Copy the data exactly.

Dataset rows describing interfaces:
*** Block opens ***
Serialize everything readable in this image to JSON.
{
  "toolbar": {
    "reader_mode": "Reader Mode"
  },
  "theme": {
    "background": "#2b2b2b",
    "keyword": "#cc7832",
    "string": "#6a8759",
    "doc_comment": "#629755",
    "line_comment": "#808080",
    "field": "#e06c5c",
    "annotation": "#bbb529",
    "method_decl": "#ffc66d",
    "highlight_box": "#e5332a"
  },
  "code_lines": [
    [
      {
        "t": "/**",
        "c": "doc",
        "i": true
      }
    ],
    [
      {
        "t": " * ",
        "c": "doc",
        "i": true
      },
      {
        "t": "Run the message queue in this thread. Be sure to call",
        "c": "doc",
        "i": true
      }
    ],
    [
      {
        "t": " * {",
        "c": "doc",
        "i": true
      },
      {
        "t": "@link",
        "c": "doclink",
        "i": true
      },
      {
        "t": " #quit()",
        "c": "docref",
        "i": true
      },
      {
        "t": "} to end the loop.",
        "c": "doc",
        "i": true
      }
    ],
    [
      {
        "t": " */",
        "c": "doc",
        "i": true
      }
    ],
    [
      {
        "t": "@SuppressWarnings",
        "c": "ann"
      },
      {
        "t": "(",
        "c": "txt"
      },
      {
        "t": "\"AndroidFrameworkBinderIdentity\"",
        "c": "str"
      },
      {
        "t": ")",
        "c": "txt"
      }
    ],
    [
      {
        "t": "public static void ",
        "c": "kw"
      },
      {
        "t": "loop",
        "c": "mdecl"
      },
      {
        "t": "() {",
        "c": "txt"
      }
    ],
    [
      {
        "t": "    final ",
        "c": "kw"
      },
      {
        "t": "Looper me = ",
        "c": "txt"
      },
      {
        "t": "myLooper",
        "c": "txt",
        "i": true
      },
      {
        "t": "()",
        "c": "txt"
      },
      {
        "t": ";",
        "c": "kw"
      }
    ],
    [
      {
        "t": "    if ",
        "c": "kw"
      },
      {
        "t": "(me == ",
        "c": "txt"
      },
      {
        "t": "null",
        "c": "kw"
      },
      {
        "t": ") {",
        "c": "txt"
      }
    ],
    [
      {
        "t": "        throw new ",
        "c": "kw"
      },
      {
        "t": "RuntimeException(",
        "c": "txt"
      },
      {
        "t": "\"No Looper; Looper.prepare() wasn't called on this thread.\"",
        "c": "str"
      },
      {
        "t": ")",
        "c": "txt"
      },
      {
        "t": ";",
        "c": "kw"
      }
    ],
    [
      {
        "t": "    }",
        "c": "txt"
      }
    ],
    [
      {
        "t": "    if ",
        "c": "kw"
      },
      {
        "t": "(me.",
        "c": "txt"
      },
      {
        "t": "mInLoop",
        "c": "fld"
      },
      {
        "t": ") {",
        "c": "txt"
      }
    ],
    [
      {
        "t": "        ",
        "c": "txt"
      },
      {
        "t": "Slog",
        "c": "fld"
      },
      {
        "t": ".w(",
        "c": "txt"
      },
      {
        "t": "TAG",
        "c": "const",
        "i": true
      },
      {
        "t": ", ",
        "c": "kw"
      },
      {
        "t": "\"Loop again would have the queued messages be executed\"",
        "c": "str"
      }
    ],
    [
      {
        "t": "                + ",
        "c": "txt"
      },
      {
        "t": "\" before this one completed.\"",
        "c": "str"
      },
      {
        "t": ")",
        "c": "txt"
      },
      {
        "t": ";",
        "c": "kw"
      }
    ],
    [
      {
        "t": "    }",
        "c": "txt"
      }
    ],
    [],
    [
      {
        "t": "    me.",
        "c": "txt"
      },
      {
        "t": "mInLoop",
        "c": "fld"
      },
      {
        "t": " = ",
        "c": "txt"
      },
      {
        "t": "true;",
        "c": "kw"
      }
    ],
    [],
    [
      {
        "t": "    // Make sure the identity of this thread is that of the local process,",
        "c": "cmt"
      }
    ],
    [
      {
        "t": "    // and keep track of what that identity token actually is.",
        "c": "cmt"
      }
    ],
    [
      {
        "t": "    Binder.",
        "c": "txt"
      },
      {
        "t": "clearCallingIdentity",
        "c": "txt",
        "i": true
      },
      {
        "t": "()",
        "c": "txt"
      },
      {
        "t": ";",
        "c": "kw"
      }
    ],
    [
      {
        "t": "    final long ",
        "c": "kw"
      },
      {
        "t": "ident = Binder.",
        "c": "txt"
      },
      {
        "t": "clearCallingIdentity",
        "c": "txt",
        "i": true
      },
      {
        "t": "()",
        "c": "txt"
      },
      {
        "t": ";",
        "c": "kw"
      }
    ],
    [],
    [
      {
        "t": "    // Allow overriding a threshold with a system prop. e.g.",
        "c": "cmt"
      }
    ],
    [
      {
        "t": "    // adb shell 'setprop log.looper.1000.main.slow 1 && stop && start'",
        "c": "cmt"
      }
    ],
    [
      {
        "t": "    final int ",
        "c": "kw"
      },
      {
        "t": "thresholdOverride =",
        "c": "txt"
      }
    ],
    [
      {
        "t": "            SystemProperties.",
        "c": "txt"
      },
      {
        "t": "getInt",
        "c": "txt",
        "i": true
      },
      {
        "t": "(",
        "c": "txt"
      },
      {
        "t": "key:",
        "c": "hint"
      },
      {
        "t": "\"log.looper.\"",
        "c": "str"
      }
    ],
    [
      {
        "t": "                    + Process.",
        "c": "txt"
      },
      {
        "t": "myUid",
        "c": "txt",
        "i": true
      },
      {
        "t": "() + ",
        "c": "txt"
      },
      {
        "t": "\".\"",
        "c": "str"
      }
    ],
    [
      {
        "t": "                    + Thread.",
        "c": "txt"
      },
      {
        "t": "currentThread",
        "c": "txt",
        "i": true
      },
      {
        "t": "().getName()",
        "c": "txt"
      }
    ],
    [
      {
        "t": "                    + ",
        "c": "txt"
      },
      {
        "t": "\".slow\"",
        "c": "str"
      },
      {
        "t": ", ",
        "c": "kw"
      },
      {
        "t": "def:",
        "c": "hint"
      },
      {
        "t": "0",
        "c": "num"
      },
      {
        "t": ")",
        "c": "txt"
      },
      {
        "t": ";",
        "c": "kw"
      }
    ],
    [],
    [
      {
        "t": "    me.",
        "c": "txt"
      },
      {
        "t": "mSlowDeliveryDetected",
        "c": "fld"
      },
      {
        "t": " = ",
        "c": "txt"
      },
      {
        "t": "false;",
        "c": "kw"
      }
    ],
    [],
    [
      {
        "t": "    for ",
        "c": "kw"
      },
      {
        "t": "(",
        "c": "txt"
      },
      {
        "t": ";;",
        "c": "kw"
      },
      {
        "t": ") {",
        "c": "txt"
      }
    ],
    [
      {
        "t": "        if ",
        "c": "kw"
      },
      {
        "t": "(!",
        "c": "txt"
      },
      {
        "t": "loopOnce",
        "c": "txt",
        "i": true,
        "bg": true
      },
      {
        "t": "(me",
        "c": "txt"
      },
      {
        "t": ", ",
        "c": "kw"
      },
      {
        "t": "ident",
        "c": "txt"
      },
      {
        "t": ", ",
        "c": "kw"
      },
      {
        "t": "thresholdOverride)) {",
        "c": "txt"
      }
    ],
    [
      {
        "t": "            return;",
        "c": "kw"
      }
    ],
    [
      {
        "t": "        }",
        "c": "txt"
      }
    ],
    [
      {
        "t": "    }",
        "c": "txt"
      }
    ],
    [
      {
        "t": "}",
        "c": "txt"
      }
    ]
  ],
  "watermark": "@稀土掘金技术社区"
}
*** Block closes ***
Output of the task:
Serialize everything readable in this image to JSON.
{
  "toolbar": {
    "reader_mode": "Reader Mode"
  },
  "theme": {
    "background": "#2b2b2b",
    "keyword": "#cc7832",
    "string": "#6a8759",
    "doc_comment": "#629755",
    "line_comment": "#808080",
    "field": "#e06c5c",
    "annotation": "#bbb529",
    "method_decl": "#ffc66d",
    "highlight_box": "#e5332a"
  },
  "code_lines": [
    [
      {
        "t": "/**",
        "c": "doc",
        "i": true
      }
    ],
    [
      {
        "t": " * ",
        "c": "doc",
        "i": true
      },
      {
        "t": "Run the message queue in this thread. Be sure to call",
        "c": "doc",
        "i": true
      }
    ],
    [
      {
        "t": " * {",
        "c": "doc",
        "i": true
      },
      {
        "t": "@link",
        "c": "doclink",
        "i": true
      },
      {
        "t": " #quit()",
        "c": "docref",
        "i": true
      },
      {
        "t": "} to end the loop.",
        "c": "doc",
        "i": true
      }
    ],
    [
      {
        "t": " */",
        "c": "doc",
        "i": true
      }
    ],
    [
      {
        "t": "@SuppressWarnings",
        "c": "ann"
      },
      {
        "t": "(",
        "c": "txt"
      },
      {
        "t": "\"AndroidFrameworkBinderIdentity\"",
        "c": "str"
      },
      {
        "t": ")",
        "c": "txt"
      }
    ],
    [
      {
        "t": "public static void ",
        "c": "kw"
      },
      {
        "t": "loop",
        "c": "mdecl"
      },
      {
        "t": "() {",
        "c": "txt"
      }
    ],
    [
      {
        "t": "    final ",
        "c": "kw"
      },
      {
        "t": "Looper me = ",
        "c": "txt"
      },
      {
        "t": "myLooper",
        "c": "txt",
        "i": true
      },
      {
        "t": "()",
        "c": "txt"
      },
      {
        "t": ";",
        "c": "kw"
      }
    ],
    [
      {
        "t": "    if ",
        "c": "kw"
      },
      {
        "t": "(me == ",
        "c": "txt"
      },
      {
        "t": "null",
        "c": "kw"
      },
      {
        "t": ") {",
        "c": "txt"
      }
    ],
    [
      {
        "t": "        throw new ",
        "c": "kw"
      },
      {
        "t": "RuntimeException(",
        "c": "txt"
      },
      {
        "t": "\"No Looper; Looper.prepare() wasn't called on this thread.\"",
        "c": "str"
      },
      {
        "t": ")",
        "c": "txt"
      },
      {
        "t": ";",
        "c": "kw"
      }
    ],
    [
      {
        "t": "    }",
        "c": "txt"
      }
    ],
    [
      {
        "t": "    if ",
        "c": "kw"
      },
      {
        "t": "(me.",
        "c": "txt"
      },
      {
        "t": "mInLoop",
        "c": "fld"
      },
      {
        "t": ") {",
        "c": "txt"
      }
    ],
    [
      {
        "t": "        ",
        "c": "txt"
      },
      {
        "t": "Slog",
        "c": "fld"
      },
      {
        "t": ".w(",
        "c": "txt"
      },
      {
        "t": "TAG",
        "c": "const",
        "i": true
      },
      {
        "t": ", ",
        "c": "kw"
      },
      {
        "t": "\"Loop again would have the queued messages be executed\"",
        "c": "str"
      }
    ],
    [
      {
        "t": "                + ",
        "c": "txt"
      },
      {
        "t": "\" before this one completed.\"",
        "c": "str"
      },
      {
        "t": ")",
        "c": "txt"
      },
      {
        "t": ";",
        "c": "kw"
      }
    ],
    [
      {
        "t": "    }",
        "c": "txt"
      }
    ],
    [],
    [
      {
        "t": "    me.",
        "c": "txt"
      },
      {
        "t": "mInLoop",
        "c": "fld"
      },
      {
        "t": " = ",
        "c": "txt"
      },
      {
        "t": "true;",
        "c": "kw"
      }
    ],
    [],
    [
      {
        "t": "    // Make sure the identity of this thread is that of the local process,",
        "c": "cmt"
      }
    ],
    [
      {
        "t": "    // and keep track of what that identity token actually is.",
        "c": "cmt"
      }
    ],
    [
      {
        "t": "    Binder.",
        "c": "txt"
      },
      {
        "t": "clearCallingIdentity",
        "c": "txt",
        "i": true
      },
      {
        "t": "()",
        "c": "txt"
      },
      {
        "t": ";",
        "c": "kw"
      }
    ],
    [
      {
        "t": "    final long ",
        "c": "kw"
      },
      {
        "t": "ident = Binder.",
        "c": "txt"
      },
      {
        "t": "clearCallingIdentity",
        "c": "txt",
        "i": true
      },
      {
        "t": "()",
        "c": "txt"
      },
      {
        "t": ";",
        "c": "kw"
      }
    ],
    [],
    [
      {
        "t": "    // Allow overriding a threshold with a system prop. e.g.",
        "c": "cmt"
      }
    ],
    [
      {
        "t": "    // adb shell 'setprop log.looper.1000.main.slow 1 && stop && start'",
        "c": "cmt"
      }
    ],
    [
      {
        "t": "    final int ",
        "c": "kw"
      },
      {
        "t": "thresholdOverride =",
        "c": "txt"
      }
    ],
    [
      {
        "t": "            SystemProperties.",
        "c": "txt"
      },
      {
        "t": "getInt",
        "c": "txt",
        "i": true
      },
      {
        "t": "(",
        "c": "txt"
      },
      {
        "t": "key:",
        "c": "hint"
      },
      {
        "t": "\"log.looper.\"",
        "c": "str"
      }
    ],
    [
      {
        "t": "                    + Process.",
        "c": "txt"
      },
      {
        "t": "myUid",
        "c": "txt",
        "i": true
      },
      {
        "t": "() + ",
        "c": "txt"
      },
      {
        "t": "\".\"",
        "c": "str"
      }
    ],
    [
      {
        "t": "                    + Thread.",
        "c": "txt"
      },
      {
        "t": "currentThread",
        "c": "txt",
        "i": true
      },
      {
        "t": "().getName()",
        "c": "txt"
      }
    ],
    [
      {
        "t": "                    + ",
        "c": "txt"
      },
      {
        "t": "\".slow\"",
        "c": "str"
      },
      {
        "t": ", ",
        "c": "kw"
      },
      {
        "t": "def:",
        "c": "hint"
      },
      {
        "t": "0",
        "c": "num"
      },
      {
        "t": ")",
        "c": "txt"
      },
      {
        "t": ";",
        "c": "kw"
      }
    ],
    [],
    [
      {
        "t": "    me.",
        "c": "txt"
      },
      {
        "t": "mSlowDeliveryDetected",
        "c": "fld"
      },
      {
        "t": " = ",
        "c": "txt"
      },
      {
        "t": "false;",
        "c": "kw"
      }
    ],
    [],
    [
      {
        "t": "    for ",
        "c": "kw"
      },
      {
        "t": "(",
        "c": "txt"
      },
      {
        "t": ";;",
        "c": "kw"
      },
      {
        "t": ") {",
        "c": "txt"
      }
    ],
    [
      {
        "t": "        if ",
        "c": "kw"
      },
      {
        "t": "(!",
        "c": "txt"
      },
      {
        "t": "loopOnce",
        "c": "txt",
        "i": true,
        "bg": true
      },
      {
        "t": "(me",
        "c": "txt"
      },
      {
        "t": ", ",
        "c": "kw"
      },
      {
        "t": "ident",
        "c": "txt"
      },
      {
        "t": ", ",
        "c": "kw"
      },
      {
        "t": "thresholdOverride)) {",
        "c": "txt"
      }
    ],
    [
      {
        "t": "            return;",
        "c": "kw"
      }
    ],
    [
      {
        "t": "        }",
        "c": "txt"
      }
    ],
    [
      {
        "t": "    }",
        "c": "txt"
      }
    ],
    [
      {
        "t": "}",
        "c": "txt"
      }
    ]
  ],
  "watermark": "@稀土掘金技术社区"
}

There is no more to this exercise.